Simple Video and Audio Recording
Audio and video recording helps capture those fleeting moments and nuances important to assessment of performance on articulation, fluency, social pragmatics, written language, and narrative tasks. You once had to use dedicated audio and video recording devices, but now SLPs can record with their smart phones, tablets, or laptop computers. Widely used recording tools include Voice Recorder (free for Android) and Voice Memos (built-in for iPhone and iPod Touch, and available for iPad for $.99 via download at iTunes). Also, today's laptop computers typically come with webcams and recording software, such as PhotoBooth for Mac.

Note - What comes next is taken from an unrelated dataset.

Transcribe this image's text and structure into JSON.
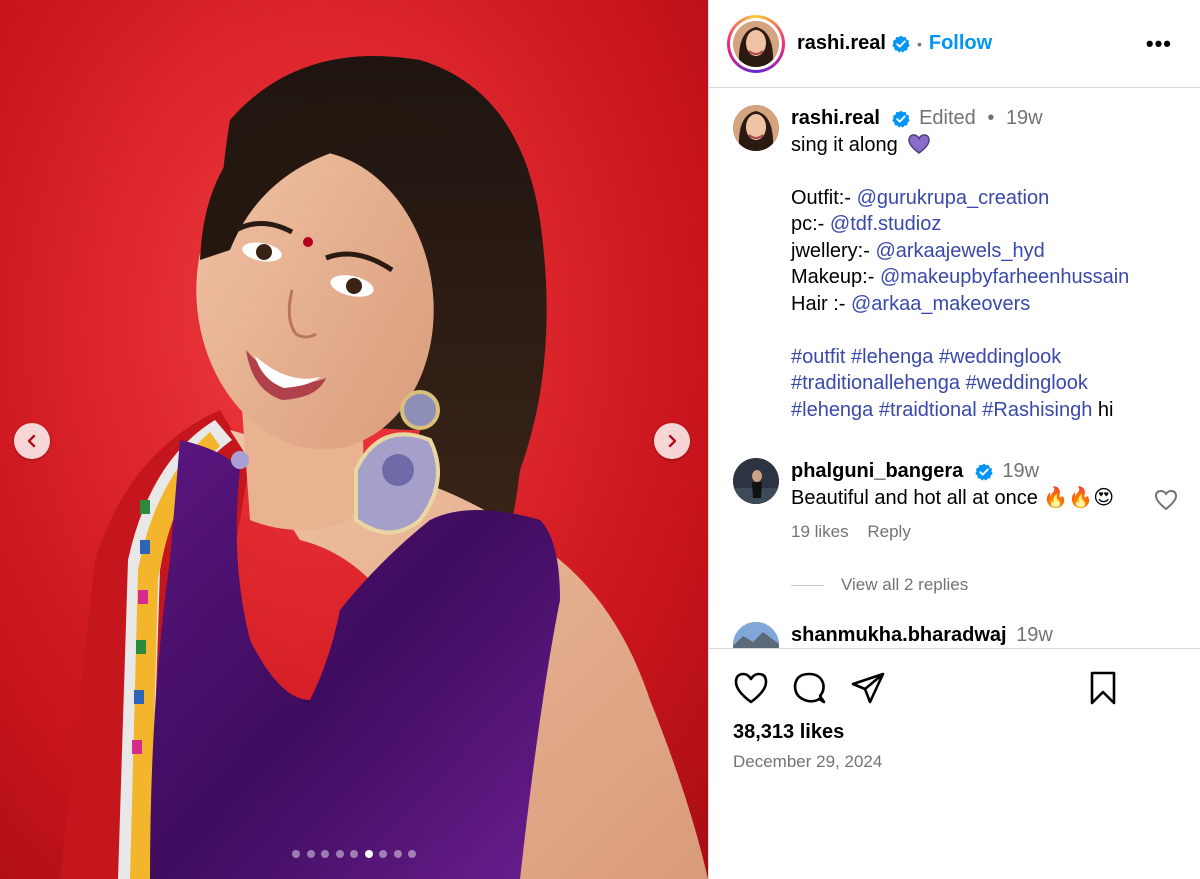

Though assessment is ongoing, when spring hits, SLPs feel the crunch of completing assessments for IEP eligibility and re-evaluation under strict timelines. Creative play apps to the rescue! These apps motivate students while providing the SLP with a further snapshot of students' skills. Through child-centered interaction, the apps supply information about play skills, sequencing, executive functioning, social pragmatics, narrative, and use of self-talk. For example, My Playhome by Shimon Young (iOS, $2.99; lite version is free) is a "play house" app in which children interact with various rooms, providing a context for sequencing and role-play. House of Learning (Smarty Ears, $6.99) features 12 scenes in which kids position a large array of objects and people. This open-ended app provides a window into students' semantic abilities, sentence formulation, attention spans, organizational skills, and ability to accept scaffolding.
IEP season is packed with meetings, which can take endless phone calls and e-mails to set up. Save yourself some time and frustration. Next time you have to schedule an evaluation or IEP meeting, try Doodle Scheduler. This free Web app connects to a free Android mobile app and is also available for free via mobile iOS when you navigate to your Safari browser. The iOS mobile app version—designed for iPhone but usable with iPad—costs $2.99. Using Doodle Scheduler, you can create scheduling "polls" through which participants indicate their available dates and times. Doodle is simple to use—just e-mail participants the link to the poll. After they respond, the program will show you the best time for your meeting.
Common Core Standards and Goals
As more districts participate in the Common Core State Standards Initiative, SLPs are working
to align IEP goals with the standards—particularly speaking and listening aspects (see p. 10). Enter
the Common Core State Standards app (free for iOS, and Android), which seeks to ease what can seem like an overwhelming task. This app provides language arts standards by grade, along with a rationale for each standard. For example, for first grade, the app suggests that students, "Describe people, places, things, and events with relevant details..."
Try some of these tips for a lower-stress, more rewarding IEP season.